#### [What you should do]
Locate the string "kind" in the listing below. Copy every line where it is found.

#### [Dataset]
========================================
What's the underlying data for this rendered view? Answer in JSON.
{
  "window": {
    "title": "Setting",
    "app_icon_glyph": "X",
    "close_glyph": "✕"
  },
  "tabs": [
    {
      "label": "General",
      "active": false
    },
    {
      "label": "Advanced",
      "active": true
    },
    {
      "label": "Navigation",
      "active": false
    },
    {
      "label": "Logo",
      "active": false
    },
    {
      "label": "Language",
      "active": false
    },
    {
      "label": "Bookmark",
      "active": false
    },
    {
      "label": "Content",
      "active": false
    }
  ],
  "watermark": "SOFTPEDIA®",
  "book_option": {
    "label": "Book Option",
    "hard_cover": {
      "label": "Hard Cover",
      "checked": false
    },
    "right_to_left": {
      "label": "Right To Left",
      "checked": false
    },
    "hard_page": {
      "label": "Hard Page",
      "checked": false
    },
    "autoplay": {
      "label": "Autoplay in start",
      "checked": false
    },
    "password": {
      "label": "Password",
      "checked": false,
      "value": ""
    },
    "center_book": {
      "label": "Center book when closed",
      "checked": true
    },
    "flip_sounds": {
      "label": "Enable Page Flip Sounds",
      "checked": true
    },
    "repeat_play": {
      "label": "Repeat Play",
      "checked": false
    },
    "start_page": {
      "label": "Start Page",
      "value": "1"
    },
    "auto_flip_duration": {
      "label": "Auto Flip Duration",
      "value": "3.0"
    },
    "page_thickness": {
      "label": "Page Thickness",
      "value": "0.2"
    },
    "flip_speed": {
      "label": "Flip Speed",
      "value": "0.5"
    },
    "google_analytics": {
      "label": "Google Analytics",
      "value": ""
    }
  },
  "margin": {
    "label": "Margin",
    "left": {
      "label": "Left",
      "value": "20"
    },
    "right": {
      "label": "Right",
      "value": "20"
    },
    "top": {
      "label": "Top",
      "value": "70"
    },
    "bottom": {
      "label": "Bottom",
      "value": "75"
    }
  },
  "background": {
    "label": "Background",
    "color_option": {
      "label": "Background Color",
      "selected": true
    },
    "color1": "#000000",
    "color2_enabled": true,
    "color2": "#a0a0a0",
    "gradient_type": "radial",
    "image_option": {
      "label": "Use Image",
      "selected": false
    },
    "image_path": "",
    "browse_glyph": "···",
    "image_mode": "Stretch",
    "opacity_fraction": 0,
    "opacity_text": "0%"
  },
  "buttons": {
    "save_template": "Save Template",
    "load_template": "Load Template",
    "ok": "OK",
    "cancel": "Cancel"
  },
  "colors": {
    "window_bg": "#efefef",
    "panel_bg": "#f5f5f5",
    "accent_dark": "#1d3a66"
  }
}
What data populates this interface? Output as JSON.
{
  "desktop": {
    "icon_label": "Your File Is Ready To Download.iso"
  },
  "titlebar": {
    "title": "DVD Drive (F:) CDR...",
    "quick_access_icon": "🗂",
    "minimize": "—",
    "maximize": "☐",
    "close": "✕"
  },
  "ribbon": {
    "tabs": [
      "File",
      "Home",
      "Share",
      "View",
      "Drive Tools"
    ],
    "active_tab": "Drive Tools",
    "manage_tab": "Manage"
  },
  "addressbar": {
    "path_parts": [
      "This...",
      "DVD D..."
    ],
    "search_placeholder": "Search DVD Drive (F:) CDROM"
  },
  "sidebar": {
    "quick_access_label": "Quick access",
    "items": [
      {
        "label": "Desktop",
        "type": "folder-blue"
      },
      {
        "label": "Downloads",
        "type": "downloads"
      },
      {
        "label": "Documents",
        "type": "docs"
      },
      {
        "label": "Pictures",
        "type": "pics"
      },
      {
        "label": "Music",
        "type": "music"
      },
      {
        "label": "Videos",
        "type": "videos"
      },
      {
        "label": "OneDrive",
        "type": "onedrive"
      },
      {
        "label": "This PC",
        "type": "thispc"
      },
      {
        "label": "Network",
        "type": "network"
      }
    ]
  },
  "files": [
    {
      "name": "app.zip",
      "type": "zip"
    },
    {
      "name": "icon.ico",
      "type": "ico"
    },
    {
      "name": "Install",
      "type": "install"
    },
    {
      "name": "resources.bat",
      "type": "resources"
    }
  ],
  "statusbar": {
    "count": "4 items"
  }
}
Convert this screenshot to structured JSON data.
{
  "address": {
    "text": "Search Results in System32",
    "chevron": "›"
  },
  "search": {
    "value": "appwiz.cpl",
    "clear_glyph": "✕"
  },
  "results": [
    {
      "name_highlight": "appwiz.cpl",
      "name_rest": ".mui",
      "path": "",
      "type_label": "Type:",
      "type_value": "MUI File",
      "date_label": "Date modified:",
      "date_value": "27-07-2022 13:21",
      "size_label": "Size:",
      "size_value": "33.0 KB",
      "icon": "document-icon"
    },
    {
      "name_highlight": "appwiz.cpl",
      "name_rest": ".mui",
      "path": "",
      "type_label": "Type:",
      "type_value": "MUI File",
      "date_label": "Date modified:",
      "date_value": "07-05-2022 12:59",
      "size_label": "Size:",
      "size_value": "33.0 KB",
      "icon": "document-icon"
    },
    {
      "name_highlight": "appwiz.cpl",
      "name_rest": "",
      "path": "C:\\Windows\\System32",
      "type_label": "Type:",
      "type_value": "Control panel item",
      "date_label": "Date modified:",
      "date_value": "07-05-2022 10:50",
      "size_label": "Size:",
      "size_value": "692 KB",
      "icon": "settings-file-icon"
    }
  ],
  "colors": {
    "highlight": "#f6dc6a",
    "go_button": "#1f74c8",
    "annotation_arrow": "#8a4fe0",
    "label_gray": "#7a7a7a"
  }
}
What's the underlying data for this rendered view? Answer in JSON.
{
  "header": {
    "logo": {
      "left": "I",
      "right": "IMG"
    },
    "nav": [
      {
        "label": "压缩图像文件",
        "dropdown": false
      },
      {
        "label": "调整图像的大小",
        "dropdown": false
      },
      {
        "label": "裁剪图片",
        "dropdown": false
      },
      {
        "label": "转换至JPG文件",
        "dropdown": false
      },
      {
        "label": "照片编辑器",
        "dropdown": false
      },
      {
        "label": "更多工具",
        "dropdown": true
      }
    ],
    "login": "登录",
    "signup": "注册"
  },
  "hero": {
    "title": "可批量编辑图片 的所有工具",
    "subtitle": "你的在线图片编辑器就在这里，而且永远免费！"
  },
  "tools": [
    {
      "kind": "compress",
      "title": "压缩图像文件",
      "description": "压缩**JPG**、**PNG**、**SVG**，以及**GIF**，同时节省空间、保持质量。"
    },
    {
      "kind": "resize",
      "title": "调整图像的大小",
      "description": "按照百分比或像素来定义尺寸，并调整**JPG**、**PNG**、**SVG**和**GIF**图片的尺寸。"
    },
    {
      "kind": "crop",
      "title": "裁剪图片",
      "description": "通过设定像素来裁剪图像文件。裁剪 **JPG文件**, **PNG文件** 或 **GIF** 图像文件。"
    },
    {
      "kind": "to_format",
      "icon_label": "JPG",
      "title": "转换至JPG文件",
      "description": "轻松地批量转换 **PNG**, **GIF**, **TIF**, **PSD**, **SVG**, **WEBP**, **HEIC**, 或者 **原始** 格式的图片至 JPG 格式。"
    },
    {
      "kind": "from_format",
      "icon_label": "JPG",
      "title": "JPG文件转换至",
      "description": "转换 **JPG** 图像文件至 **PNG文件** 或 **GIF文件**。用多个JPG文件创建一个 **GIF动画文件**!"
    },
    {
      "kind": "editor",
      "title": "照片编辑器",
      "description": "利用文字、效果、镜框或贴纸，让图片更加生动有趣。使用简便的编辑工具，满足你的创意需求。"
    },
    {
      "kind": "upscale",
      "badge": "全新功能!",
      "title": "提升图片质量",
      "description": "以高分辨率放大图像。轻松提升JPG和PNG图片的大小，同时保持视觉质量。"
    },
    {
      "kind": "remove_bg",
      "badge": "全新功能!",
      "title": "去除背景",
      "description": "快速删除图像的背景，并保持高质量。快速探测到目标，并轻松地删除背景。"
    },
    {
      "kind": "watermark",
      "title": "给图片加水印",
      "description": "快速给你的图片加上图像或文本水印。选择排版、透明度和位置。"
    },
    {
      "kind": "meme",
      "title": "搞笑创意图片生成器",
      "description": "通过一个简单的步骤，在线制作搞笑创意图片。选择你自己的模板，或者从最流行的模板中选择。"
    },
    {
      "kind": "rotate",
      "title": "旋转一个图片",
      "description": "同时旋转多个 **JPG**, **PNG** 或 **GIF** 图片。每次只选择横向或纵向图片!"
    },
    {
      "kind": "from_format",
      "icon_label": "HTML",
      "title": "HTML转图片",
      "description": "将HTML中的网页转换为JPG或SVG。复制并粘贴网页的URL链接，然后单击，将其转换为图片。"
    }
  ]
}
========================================
#### [Exercise result]
      "kind": "compress",
      "kind": "resize",
      "kind": "crop",
      "kind": "to_format",
      "kind": "from_format",
      "kind": "editor",
      "kind": "upscale",
      "kind": "remove_bg",
      "kind": "watermark",
      "kind": "meme",
      "kind": "rotate",
      "kind": "from_format",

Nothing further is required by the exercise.